Steve's last remark qualifies as a thumbnail sketch of Burke Academy. It has always been on the verge of financial disaster, and if it doesn't continue to turn out kids who can ski like blazes, it will most likely collapse. The academy must also endure the sharpshooting of critics who have something against well-to-do students. Counters one parent, "Let's face it, skiing is not a ghetto sport. These are privileged youngsters who feel privileged to be here." Says Graham. "I sure am and I sure do." Or as former student Jeff Darrow likes to say, "This is a paradise."
A paradise does not have to justify itself, although Burke believes it can. That is because the academy thinks it might be a blueprint, or at least a rough sketch, of what the U.S. must do in order to win consistently in various kinds of world athletic competition. Yet, for all the chest-beating by Witherell, U.S. Alpine Team Director Hank Tauber has reservations. "No one creates world-class winners," he says. "All anyone can do is to give them the opportunity to develop their skills. They have to take themselves to a higher level."
Burke provides nine-month, seven-day training with heavy emphasis on conditioning. As one competitive ski season winds down, the Burkies already are thinking about the next one. While others put away their skis and their thoughts of skiing, Burke Mountain students still hike to mountaintops where there is snow. And as for dismissing skiing from their minds—never. Steve Graham, for example, and 20 other Burkies followed the snow to South America last summer. "Right now there are a lot of skiers on my level," he says. "Maybe by going down there, I can get a little ahead."
The academy offers an innovative educational program styled to fit around skiing. Public schools, understandably, can't do this.

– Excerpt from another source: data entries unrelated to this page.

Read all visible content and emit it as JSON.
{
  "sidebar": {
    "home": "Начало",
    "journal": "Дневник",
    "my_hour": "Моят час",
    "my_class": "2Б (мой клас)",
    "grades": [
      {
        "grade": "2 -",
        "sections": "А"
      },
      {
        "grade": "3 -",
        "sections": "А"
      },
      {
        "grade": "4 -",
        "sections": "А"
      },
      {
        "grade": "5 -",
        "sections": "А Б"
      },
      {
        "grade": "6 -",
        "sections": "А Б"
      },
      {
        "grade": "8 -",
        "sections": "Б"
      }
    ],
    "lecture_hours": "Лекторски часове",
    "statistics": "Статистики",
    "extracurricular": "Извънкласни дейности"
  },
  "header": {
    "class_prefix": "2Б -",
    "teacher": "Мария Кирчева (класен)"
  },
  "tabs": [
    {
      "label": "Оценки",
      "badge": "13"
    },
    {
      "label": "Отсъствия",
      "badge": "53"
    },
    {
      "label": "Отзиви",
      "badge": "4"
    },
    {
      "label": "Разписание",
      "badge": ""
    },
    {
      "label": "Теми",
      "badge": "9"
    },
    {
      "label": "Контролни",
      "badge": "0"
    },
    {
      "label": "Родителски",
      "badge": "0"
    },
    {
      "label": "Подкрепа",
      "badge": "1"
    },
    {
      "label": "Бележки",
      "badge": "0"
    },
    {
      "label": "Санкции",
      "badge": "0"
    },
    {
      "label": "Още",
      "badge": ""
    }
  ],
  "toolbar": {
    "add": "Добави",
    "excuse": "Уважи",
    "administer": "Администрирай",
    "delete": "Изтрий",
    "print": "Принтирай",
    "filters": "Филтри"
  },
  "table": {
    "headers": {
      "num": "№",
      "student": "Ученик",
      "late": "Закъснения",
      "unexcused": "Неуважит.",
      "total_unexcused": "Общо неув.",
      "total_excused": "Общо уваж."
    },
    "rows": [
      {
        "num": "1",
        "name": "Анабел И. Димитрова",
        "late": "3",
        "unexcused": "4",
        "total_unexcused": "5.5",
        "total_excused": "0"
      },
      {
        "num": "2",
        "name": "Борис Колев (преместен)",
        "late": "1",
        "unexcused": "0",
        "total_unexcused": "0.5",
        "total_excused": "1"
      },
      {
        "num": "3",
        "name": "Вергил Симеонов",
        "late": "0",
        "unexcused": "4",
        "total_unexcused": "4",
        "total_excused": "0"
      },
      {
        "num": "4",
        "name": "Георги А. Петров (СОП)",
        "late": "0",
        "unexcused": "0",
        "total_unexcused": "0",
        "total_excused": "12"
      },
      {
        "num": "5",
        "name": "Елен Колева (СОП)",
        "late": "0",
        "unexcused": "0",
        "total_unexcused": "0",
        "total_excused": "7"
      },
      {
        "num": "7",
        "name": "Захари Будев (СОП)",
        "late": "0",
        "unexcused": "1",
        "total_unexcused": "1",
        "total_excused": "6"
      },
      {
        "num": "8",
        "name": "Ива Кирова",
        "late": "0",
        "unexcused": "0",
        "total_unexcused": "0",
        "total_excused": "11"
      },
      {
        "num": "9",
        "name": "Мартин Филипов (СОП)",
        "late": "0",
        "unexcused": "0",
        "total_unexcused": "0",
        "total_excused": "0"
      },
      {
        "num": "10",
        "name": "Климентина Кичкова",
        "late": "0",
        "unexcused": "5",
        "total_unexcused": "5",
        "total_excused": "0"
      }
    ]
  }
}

Finn Gundersen, a U.S. Women's Ski Team coach, says, "It is very difficult to make skiing and a traditional American education compatible. Burke was founded to close the gap."